> [What the task asks]: Copy every line of the records below where the word "will" occurs.

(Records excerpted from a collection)
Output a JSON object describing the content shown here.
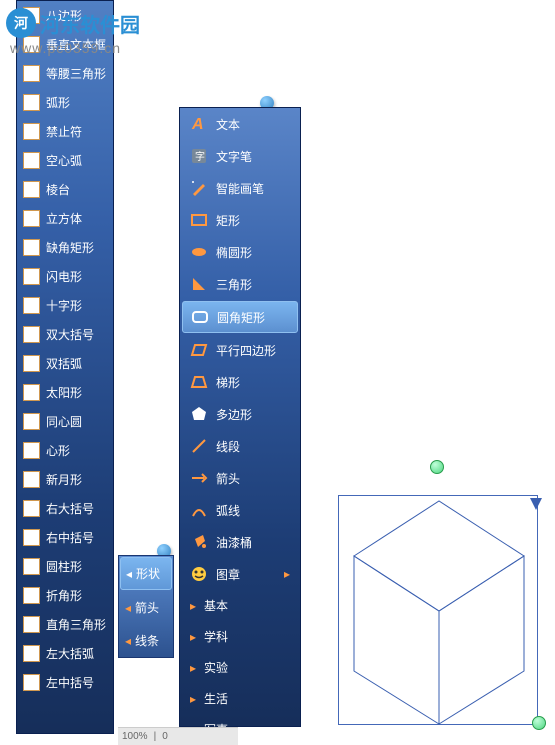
{
  "watermark": {
    "site_name": "河东软件园",
    "url": "www.pc0359.cn"
  },
  "shape_panel": {
    "items": [
      {
        "label": "八边形"
      },
      {
        "label": "垂直文本框"
      },
      {
        "label": "等腰三角形"
      },
      {
        "label": "弧形"
      },
      {
        "label": "禁止符"
      },
      {
        "label": "空心弧"
      },
      {
        "label": "棱台"
      },
      {
        "label": "立方体"
      },
      {
        "label": "缺角矩形"
      },
      {
        "label": "闪电形"
      },
      {
        "label": "十字形"
      },
      {
        "label": "双大括号"
      },
      {
        "label": "双括弧"
      },
      {
        "label": "太阳形"
      },
      {
        "label": "同心圆"
      },
      {
        "label": "心形"
      },
      {
        "label": "新月形"
      },
      {
        "label": "右大括号"
      },
      {
        "label": "右中括号"
      },
      {
        "label": "圆柱形"
      },
      {
        "label": "折角形"
      },
      {
        "label": "直角三角形"
      },
      {
        "label": "左大括弧"
      },
      {
        "label": "左中括号"
      }
    ]
  },
  "mini_panel": {
    "items": [
      {
        "label": "形状"
      },
      {
        "label": "箭头"
      },
      {
        "label": "线条"
      }
    ],
    "selected_index": 0
  },
  "main_panel": {
    "items": [
      {
        "label": "文本",
        "icon": "text"
      },
      {
        "label": "文字笔",
        "icon": "text-pen"
      },
      {
        "label": "智能画笔",
        "icon": "smart-pen"
      },
      {
        "label": "矩形",
        "icon": "rect"
      },
      {
        "label": "椭圆形",
        "icon": "ellipse"
      },
      {
        "label": "三角形",
        "icon": "triangle"
      },
      {
        "label": "圆角矩形",
        "icon": "round-rect"
      },
      {
        "label": "平行四边形",
        "icon": "parallelogram"
      },
      {
        "label": "梯形",
        "icon": "trapezoid"
      },
      {
        "label": "多边形",
        "icon": "polygon"
      },
      {
        "label": "线段",
        "icon": "line"
      },
      {
        "label": "箭头",
        "icon": "arrow"
      },
      {
        "label": "弧线",
        "icon": "arc"
      },
      {
        "label": "油漆桶",
        "icon": "bucket"
      },
      {
        "label": "图章",
        "icon": "stamp"
      },
      {
        "label": "基本",
        "icon": "none"
      },
      {
        "label": "学科",
        "icon": "none"
      },
      {
        "label": "实验",
        "icon": "none"
      },
      {
        "label": "生活",
        "icon": "none"
      },
      {
        "label": "军事",
        "icon": "none"
      }
    ],
    "selected_index": 6
  },
  "bottom_bar": {
    "zoom": "100%",
    "angle": "0"
  }
}
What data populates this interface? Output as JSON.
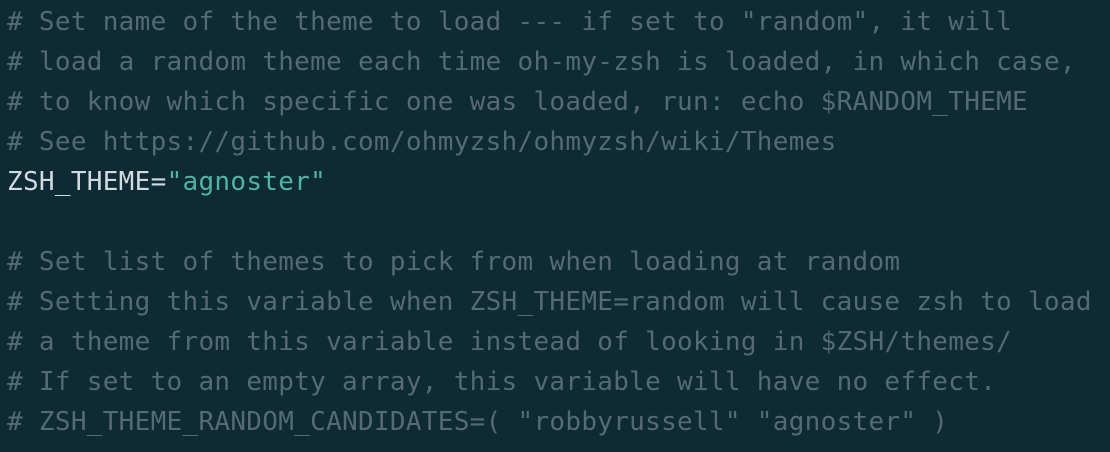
{
  "colors": {
    "background": "#0e2a35",
    "comment": "#566a73",
    "text": "#d3dadf",
    "string": "#4fb3a6"
  },
  "editor": {
    "lines": [
      {
        "text": "# Set name of the theme to load --- if set to \"random\", it will"
      },
      {
        "text": "# load a random theme each time oh-my-zsh is loaded, in which case,"
      },
      {
        "text": "# to know which specific one was loaded, run: echo $RANDOM_THEME"
      },
      {
        "text": "# See https://github.com/ohmyzsh/ohmyzsh/wiki/Themes"
      },
      {
        "var": "ZSH_THEME",
        "op": "=",
        "value": "\"agnoster\""
      },
      {
        "text": ""
      },
      {
        "text": "# Set list of themes to pick from when loading at random"
      },
      {
        "text": "# Setting this variable when ZSH_THEME=random will cause zsh to load"
      },
      {
        "text": "# a theme from this variable instead of looking in $ZSH/themes/"
      },
      {
        "text": "# If set to an empty array, this variable will have no effect."
      },
      {
        "text": "# ZSH_THEME_RANDOM_CANDIDATES=( \"robbyrussell\" \"agnoster\" )"
      }
    ]
  }
}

> [Task answer]:
        "text": "# Set name of the theme to load --- if set to \"random\", it will"
        "text": "# Setting this variable when ZSH_THEME=random will cause zsh to load"
        "text": "# If set to an empty array, this variable will have no effect."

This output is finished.